The 30th Annual Day With(out) Art
Schwules Museum is proud to partner with Visual AIDS for the thirtieth annual Day With(out) Art by presenting STILL BEGINNING, a program of seven newly commissioned videos responding to the ongoing HIV/AIDS epidemic by Shanti Avirgan, Nguyen Tan Hoang, Carl George, Viva Ruiz, Iman Shervington, Jack Waters/Victor F.M. Torres, and Derrick Woods-Morrow. The screening will be followed by a discussion with scholar João Florêncio (University of Exeter) and Ben Miller (Schwules Museum).
The seven short videos range in subject from anti-stigma work in New Orleans to public sex culture in Chicago, highlighting pioneering AIDS activism and staging intergenerational conversations. Recalling Gregg Bordowitz’s reminder that “THE AIDS CRISIS IS STILL BEGINNING,”* the video program resists narratives of resolution or conclusion, considering the continued urgency of HIV/AIDS in the contemporary moment while revisiting resonant cultural histories from the past three decades.
Visual AIDS is a New York-based non-profit that utilizes art to fight AIDS by provoking dialogue, supporting HIV+ artists, and preserving a legacy, because AIDS is not over. In 1989, Visual AIDS organized the first Day Without Art, a call to the art world for mourning and action in response to the AIDS crisis. For Day With(out) Art’s thirtieth year, over 100 institutions worldwide will screen STILL BEGINNING, recognizing the important and necessary work of artists, activists, and cultural workers who have responded to AIDS while emphasizing the persistent presence of the epidemic.

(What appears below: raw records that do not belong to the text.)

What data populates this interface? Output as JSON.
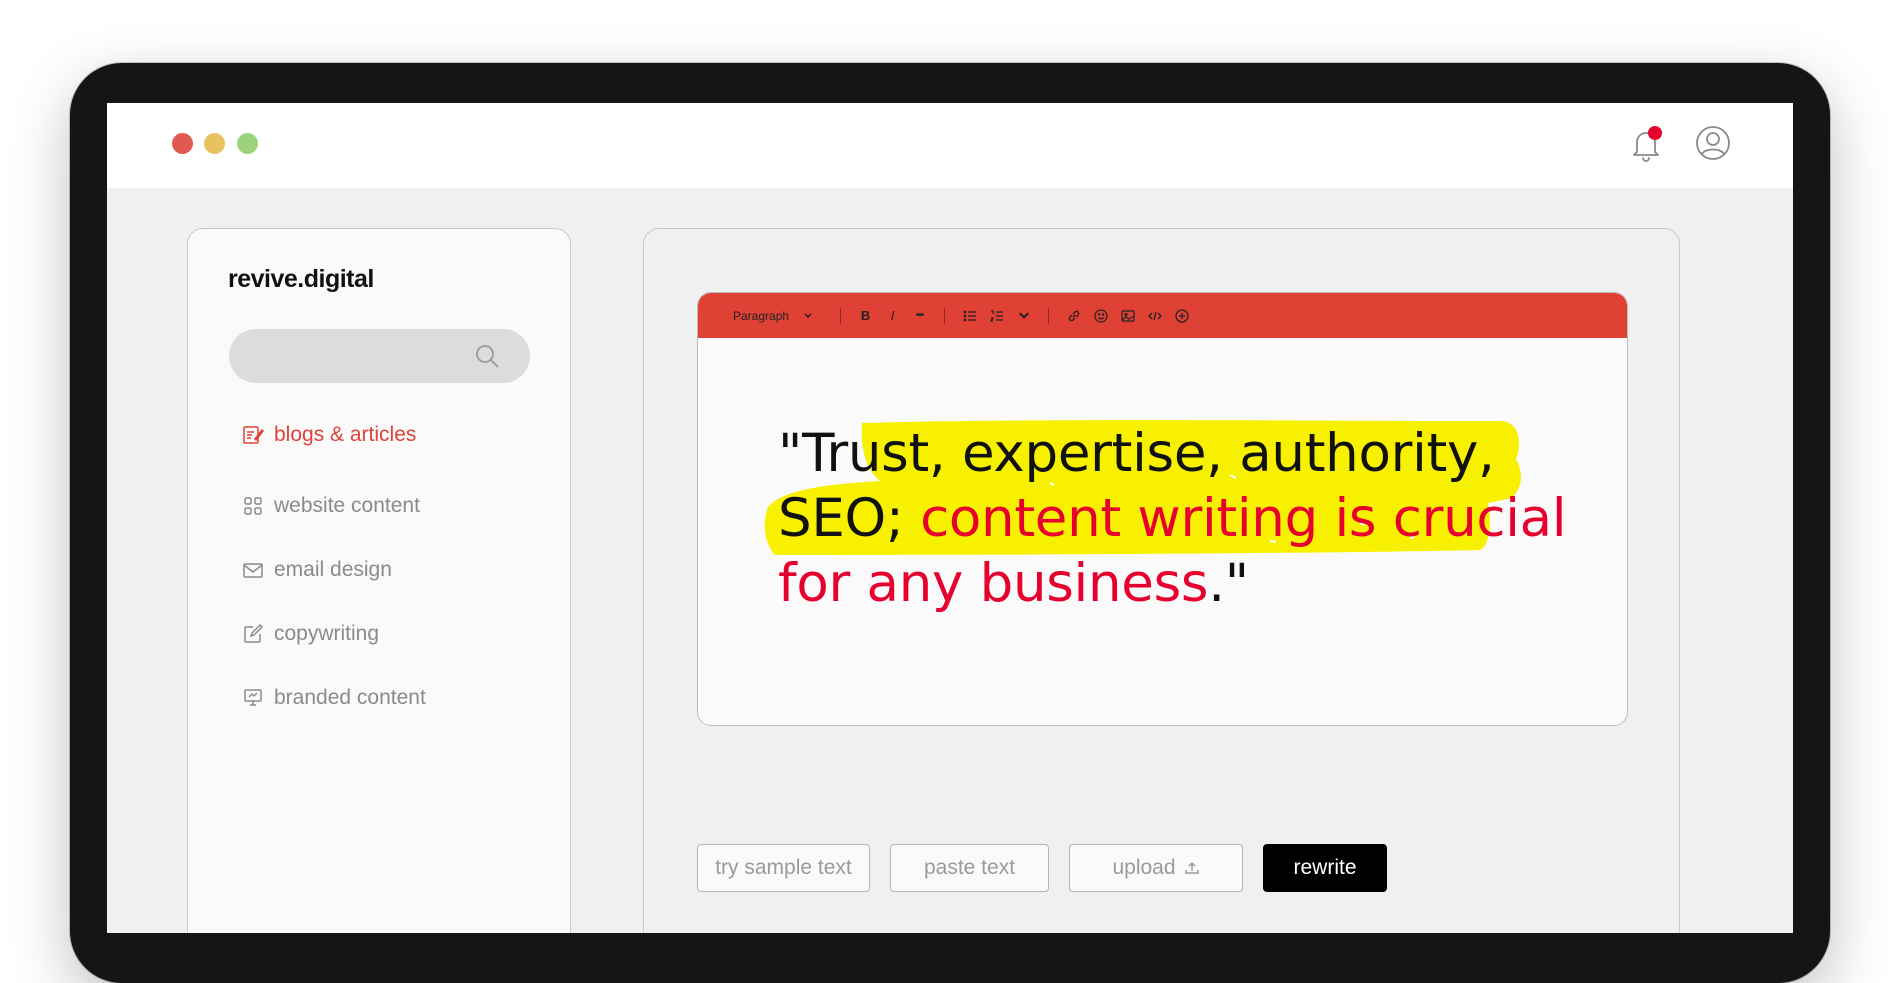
{
  "app": {
    "brand": "revive.digital"
  },
  "search": {
    "placeholder": ""
  },
  "sidebar": {
    "items": [
      {
        "label": "blogs & articles",
        "icon": "document-edit-icon",
        "active": true
      },
      {
        "label": "website content",
        "icon": "grid-icon",
        "active": false
      },
      {
        "label": "email design",
        "icon": "envelope-icon",
        "active": false
      },
      {
        "label": "copywriting",
        "icon": "pencil-square-icon",
        "active": false
      },
      {
        "label": "branded content",
        "icon": "monitor-icon",
        "active": false
      }
    ]
  },
  "editor": {
    "toolbar": {
      "paragraph_label": "Paragraph",
      "bold": "B",
      "italic": "I",
      "more": "•••"
    },
    "quote": {
      "black_part": "\"Trust, expertise, authority, SEO; ",
      "red_part": "content writing is crucial for any business",
      "end_part": ".\""
    }
  },
  "actions": {
    "try_label": "try sample text",
    "paste_label": "paste text",
    "upload_label": "upload",
    "rewrite_label": "rewrite"
  },
  "colors": {
    "accent": "#df4134",
    "highlight": "#f7f100",
    "quote_red": "#e6002e",
    "notification_badge": "#e6002e"
  }
}
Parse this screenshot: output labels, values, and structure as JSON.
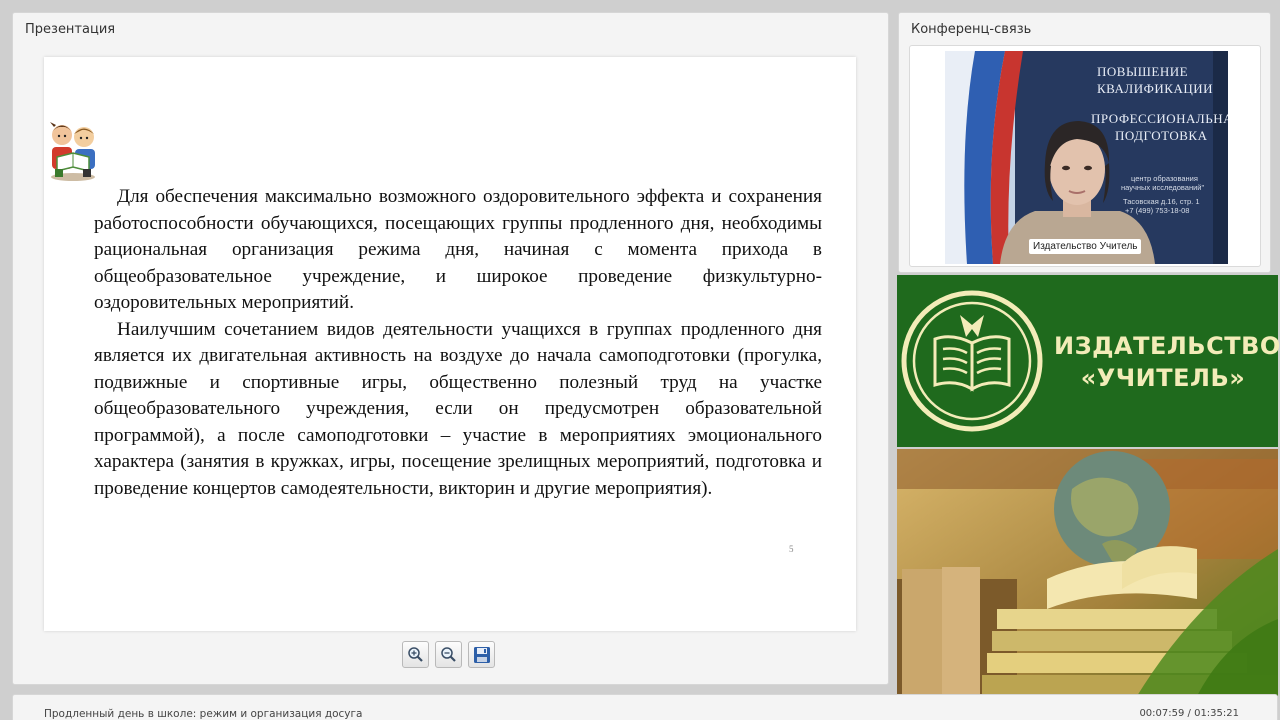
{
  "presentation": {
    "title": "Презентация",
    "slide": {
      "paragraph_1": "Для обеспечения максимально возможного оздоровительного эффекта и сохранения работоспособности обучающихся, посещающих группы продленного дня, необходимы рациональная организация режима дня, начиная с момента прихода в общеобразовательное учреждение, и широкое проведение физкультурно-оздоровительных мероприятий.",
      "paragraph_2": "Наилучшим сочетанием видов деятельности учащихся в группах продленного дня является их двигательная активность на воздухе до начала самоподготовки (прогулка, подвижные и спортивные игры, общественно полезный труд на участке общеобразовательного учреждения, если он предусмотрен образовательной программой), а после самоподготовки – участие в мероприятиях эмоционального характера (занятия в кружках, игры, посещение зрелищных мероприятий, подготовка и проведение концертов самодеятельности, викторин и другие мероприятия).",
      "page_number": "5"
    },
    "toolbar": [
      {
        "icon": "zoom-in-icon"
      },
      {
        "icon": "zoom-out-icon"
      },
      {
        "icon": "save-icon"
      }
    ]
  },
  "conference": {
    "title": "Конференц-связь",
    "banner_line_1": "ПОВЫШЕНИЕ",
    "banner_line_2": "КВАЛИФИКАЦИИ",
    "banner_line_3": "ПРОФЕССИОНАЛЬНАЯ",
    "banner_line_4": "ПОДГОТОВКА",
    "banner_small_1": "центр образования",
    "banner_small_2": "научных исследований\"",
    "banner_small_3": "Тасовская д.16, стр. 1",
    "banner_small_4": "+7 (499) 753-18-08",
    "speaker_name": "Издательство Учитель"
  },
  "publisher": {
    "line_1": "ИЗДАТЕЛЬСТВО",
    "line_2": "«УЧИТЕЛЬ»",
    "brand_green": "#1f6a1d",
    "logo_color": "#f3ecb8"
  },
  "footer": {
    "course_title": "Продленный день в школе: режим и организация досуга",
    "time": "00:07:59 / 01:35:21"
  }
}
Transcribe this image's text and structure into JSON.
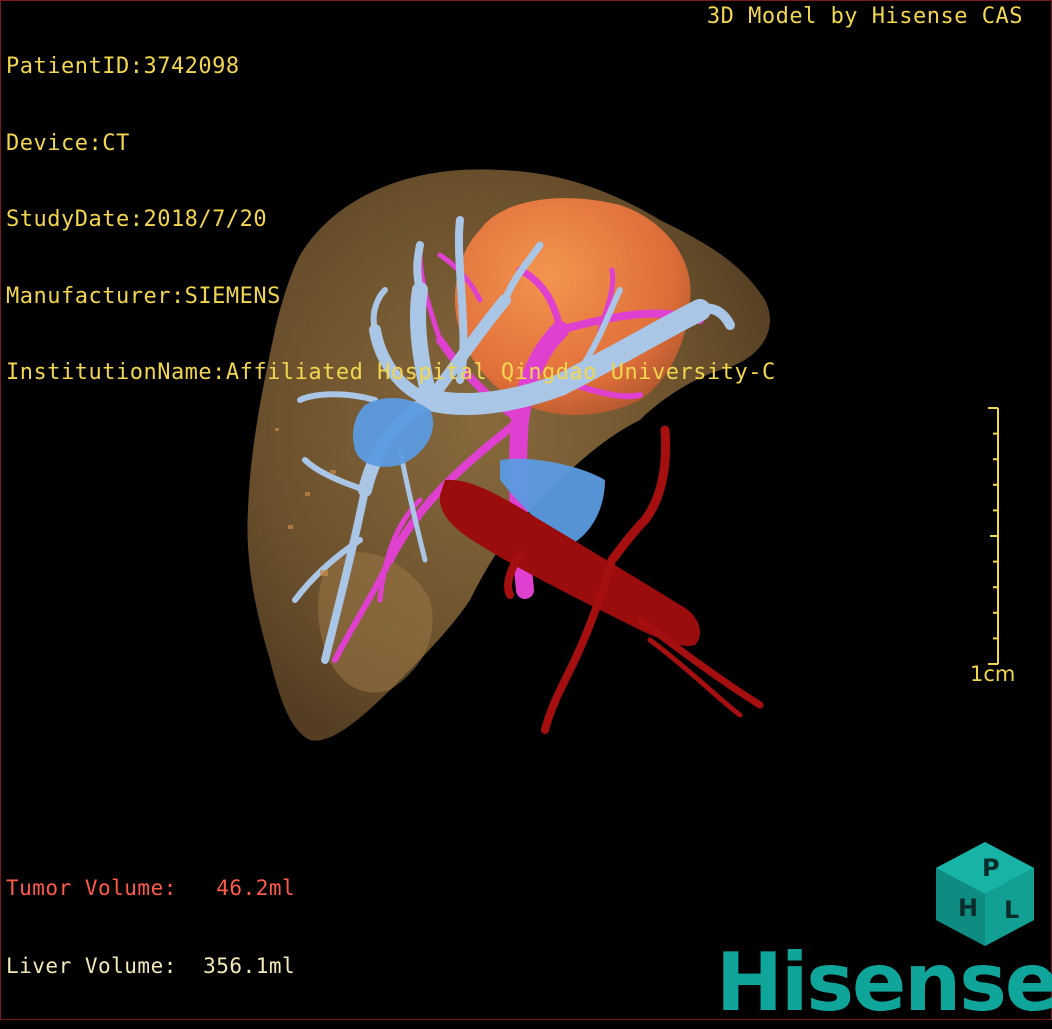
{
  "patient_info": [
    "PatientID:3742098",
    "Device:CT",
    "StudyDate:2018/7/20",
    "Manufacturer:SIEMENS",
    "InstitutionName:Affiliated Hospital Qingdao University-C"
  ],
  "header": {
    "model_credit": "3D Model by Hisense CAS"
  },
  "volumes": {
    "tumor": "Tumor Volume:   46.2ml",
    "liver": "Liver Volume:  356.1ml"
  },
  "scale": {
    "label": "1cm"
  },
  "logo": {
    "word": "Hisense",
    "cube_letters": [
      "H",
      "P",
      "L"
    ]
  },
  "colors": {
    "hud_text": "#f2d64f",
    "tumor_text": "#ff5a4a",
    "liver": "#8a6a3c",
    "tumor": "#f07a3a",
    "portal_vein": "#a9c6e6",
    "hepatic_vein": "#5b9be0",
    "artery": "#e040d0",
    "ivc": "#9b0d0d",
    "brand": "#0fa59a"
  }
}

Dr. João Florêncio is Senior Lecturer in the History of Modern and Contemporary Art and Visual Culture at the University of Exeter. His interdisciplinary teaching and research navigates the intersections of modern and contemporary visual culture and performance with queer theory, philosophy, medical humanities, and the post humanities with a focus on sexuality, embodiment, ecology, ethics, and community. He coordinates the Exeter Masculinities Research Unit and is currently working on an AHRC Leadership Fellows grant-funded project entitled Masculinity and the Ethics of Porosity in “Post-AIDS” Gay Porn, theorising gay “pig” masculinities, their visual mediation, and their emergence in tandem with the introduction of antiretroviral therapies for the management and prophylaxis of HIV infection.